Top of Records for the task

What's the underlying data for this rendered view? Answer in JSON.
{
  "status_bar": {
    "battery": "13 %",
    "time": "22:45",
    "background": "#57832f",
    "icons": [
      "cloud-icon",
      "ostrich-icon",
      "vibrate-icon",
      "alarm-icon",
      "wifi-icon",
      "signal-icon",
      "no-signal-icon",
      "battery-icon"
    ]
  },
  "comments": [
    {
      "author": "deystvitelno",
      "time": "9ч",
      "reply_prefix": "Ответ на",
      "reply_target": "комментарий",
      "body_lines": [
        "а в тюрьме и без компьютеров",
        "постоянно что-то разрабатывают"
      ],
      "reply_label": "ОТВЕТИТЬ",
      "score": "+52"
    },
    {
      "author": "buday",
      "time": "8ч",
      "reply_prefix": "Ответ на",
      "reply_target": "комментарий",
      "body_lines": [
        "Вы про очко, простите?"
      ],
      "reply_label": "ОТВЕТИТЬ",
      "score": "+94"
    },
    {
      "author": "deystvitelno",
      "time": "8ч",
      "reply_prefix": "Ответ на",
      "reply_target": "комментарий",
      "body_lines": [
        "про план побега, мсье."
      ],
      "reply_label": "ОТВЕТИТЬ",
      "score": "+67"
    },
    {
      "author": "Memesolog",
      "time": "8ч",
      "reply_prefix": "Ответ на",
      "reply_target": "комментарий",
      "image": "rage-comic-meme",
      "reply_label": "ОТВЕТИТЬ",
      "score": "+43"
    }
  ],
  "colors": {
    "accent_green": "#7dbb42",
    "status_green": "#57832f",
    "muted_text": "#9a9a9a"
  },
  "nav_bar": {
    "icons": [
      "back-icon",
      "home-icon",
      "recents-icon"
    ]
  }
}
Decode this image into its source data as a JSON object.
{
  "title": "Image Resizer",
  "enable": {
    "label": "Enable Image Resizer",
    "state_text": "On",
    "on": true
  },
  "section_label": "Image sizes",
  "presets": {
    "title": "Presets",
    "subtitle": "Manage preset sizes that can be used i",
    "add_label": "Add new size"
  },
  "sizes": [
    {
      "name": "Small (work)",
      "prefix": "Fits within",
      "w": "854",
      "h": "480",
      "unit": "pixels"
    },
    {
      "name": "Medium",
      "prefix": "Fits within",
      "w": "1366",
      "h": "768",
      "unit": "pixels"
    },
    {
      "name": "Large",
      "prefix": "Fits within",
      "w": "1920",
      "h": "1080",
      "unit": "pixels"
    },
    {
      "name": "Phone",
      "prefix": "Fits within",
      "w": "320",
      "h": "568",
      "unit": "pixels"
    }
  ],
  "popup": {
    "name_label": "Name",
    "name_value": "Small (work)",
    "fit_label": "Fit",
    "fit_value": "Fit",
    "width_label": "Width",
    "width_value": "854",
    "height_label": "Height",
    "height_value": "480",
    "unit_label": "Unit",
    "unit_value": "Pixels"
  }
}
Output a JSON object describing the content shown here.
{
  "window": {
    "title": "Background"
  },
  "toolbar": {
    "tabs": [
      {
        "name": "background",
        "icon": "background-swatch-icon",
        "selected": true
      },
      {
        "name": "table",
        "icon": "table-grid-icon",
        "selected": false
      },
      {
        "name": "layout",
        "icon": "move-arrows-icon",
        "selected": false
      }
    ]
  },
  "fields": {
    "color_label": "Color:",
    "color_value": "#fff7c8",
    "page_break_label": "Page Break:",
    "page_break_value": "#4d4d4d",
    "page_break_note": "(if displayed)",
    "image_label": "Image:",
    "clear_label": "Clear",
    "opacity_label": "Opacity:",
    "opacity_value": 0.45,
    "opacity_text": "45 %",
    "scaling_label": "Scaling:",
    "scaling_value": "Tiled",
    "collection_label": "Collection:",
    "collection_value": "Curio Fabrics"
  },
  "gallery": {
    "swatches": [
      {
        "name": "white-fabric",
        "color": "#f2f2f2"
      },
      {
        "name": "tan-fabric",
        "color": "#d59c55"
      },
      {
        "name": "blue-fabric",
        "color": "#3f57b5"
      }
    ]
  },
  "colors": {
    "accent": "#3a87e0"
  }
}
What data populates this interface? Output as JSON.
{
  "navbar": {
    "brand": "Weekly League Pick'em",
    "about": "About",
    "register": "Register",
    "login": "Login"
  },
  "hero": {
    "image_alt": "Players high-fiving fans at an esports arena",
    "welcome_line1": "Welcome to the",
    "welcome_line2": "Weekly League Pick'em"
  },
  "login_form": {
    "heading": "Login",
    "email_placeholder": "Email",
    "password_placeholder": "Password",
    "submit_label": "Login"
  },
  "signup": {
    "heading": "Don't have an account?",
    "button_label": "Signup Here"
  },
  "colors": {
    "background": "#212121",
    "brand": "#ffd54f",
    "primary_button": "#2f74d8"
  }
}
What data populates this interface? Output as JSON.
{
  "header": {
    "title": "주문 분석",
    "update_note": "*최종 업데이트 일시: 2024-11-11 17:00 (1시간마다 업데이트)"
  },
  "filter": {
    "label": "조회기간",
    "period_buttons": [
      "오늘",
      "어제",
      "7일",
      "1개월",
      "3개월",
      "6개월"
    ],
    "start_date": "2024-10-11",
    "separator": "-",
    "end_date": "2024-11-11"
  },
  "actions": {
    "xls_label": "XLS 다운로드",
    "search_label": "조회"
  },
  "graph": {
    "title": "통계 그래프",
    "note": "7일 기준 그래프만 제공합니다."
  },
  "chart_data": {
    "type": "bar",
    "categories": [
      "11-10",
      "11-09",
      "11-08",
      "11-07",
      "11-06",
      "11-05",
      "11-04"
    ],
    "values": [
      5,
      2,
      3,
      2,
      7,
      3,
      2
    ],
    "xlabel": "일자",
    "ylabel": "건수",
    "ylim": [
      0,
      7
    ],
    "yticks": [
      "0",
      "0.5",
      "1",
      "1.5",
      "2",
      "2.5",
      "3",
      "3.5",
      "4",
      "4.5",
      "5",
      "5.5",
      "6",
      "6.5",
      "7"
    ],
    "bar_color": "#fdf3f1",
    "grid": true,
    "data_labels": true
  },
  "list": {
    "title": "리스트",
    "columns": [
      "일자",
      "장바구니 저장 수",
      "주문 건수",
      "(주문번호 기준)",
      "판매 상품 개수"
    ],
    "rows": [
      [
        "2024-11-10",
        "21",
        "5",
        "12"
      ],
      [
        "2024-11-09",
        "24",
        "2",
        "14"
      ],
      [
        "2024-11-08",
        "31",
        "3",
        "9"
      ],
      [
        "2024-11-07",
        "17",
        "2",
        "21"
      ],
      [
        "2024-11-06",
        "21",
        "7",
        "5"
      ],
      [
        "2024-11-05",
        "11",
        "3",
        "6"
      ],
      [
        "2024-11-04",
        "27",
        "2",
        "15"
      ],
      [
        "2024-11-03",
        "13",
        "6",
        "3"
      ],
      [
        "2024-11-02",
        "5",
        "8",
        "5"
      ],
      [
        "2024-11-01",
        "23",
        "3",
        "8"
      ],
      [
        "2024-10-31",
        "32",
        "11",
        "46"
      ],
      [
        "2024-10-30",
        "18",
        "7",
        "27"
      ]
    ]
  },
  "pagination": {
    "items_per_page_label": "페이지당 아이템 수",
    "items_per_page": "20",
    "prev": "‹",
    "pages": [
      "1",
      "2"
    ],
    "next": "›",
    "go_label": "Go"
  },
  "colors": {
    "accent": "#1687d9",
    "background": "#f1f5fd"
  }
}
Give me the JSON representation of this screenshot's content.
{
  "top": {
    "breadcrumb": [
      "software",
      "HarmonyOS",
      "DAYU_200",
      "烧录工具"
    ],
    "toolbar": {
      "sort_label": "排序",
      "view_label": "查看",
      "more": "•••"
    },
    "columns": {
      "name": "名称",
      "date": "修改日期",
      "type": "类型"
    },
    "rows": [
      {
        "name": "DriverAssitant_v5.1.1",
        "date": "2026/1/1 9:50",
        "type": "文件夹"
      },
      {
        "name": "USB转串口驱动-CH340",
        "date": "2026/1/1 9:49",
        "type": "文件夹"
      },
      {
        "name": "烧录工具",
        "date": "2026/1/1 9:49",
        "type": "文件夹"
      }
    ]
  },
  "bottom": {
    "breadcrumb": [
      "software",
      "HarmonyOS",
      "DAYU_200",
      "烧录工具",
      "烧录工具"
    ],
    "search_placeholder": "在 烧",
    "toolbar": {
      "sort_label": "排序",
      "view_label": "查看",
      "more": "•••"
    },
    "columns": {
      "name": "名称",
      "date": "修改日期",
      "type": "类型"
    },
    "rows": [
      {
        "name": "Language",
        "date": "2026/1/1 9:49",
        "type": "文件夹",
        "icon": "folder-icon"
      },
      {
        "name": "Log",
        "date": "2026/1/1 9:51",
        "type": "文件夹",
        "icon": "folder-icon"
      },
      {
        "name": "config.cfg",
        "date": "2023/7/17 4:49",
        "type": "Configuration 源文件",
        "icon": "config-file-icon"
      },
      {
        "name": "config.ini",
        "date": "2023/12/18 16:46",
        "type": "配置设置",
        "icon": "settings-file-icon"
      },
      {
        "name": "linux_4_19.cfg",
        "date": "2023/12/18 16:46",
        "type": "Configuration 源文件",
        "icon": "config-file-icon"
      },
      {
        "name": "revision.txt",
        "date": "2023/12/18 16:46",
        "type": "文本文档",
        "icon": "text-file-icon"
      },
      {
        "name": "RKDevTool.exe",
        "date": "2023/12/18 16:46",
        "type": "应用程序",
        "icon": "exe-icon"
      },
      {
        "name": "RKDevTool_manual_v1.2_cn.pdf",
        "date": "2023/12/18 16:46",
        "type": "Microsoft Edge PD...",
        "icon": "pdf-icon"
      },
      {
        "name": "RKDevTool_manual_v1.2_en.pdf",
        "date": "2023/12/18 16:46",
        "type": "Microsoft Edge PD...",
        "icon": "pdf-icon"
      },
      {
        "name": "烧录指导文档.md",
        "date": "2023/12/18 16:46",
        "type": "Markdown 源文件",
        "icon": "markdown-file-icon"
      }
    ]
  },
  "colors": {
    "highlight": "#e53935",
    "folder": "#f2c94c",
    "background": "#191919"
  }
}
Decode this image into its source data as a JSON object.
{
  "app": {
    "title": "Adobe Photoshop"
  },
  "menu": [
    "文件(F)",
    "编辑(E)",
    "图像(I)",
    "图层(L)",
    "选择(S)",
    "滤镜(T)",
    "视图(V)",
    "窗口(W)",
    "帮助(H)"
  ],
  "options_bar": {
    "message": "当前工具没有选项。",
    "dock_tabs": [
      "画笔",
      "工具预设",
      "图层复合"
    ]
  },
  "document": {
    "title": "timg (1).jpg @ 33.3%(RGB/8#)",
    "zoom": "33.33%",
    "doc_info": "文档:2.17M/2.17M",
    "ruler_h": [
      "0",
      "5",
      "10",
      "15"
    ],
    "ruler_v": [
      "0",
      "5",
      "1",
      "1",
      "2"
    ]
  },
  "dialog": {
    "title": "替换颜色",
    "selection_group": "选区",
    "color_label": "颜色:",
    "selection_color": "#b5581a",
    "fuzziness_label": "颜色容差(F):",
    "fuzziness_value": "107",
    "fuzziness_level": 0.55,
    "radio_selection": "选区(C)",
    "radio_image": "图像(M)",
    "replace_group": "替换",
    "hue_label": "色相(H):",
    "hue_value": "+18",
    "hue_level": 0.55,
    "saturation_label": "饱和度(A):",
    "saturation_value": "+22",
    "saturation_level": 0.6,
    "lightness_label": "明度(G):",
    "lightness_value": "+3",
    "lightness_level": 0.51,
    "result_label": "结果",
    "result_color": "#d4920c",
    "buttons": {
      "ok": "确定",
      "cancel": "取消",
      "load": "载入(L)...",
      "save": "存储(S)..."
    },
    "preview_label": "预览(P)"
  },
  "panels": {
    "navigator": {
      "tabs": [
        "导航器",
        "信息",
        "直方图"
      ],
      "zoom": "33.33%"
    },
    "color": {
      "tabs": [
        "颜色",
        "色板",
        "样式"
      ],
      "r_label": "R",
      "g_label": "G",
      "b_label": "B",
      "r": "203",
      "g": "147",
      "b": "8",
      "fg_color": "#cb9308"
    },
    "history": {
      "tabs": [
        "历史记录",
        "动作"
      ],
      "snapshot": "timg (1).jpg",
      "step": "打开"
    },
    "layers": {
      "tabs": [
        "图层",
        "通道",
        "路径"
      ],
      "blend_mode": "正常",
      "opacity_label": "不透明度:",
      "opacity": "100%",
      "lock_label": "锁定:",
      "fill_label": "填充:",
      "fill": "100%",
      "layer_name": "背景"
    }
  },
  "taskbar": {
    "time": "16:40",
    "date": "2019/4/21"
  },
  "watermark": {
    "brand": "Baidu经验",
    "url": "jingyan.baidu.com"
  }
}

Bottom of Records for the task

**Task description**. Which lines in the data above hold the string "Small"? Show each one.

**Answer space**.
      "name": "Small (work)",
    "name_value": "Small (work)",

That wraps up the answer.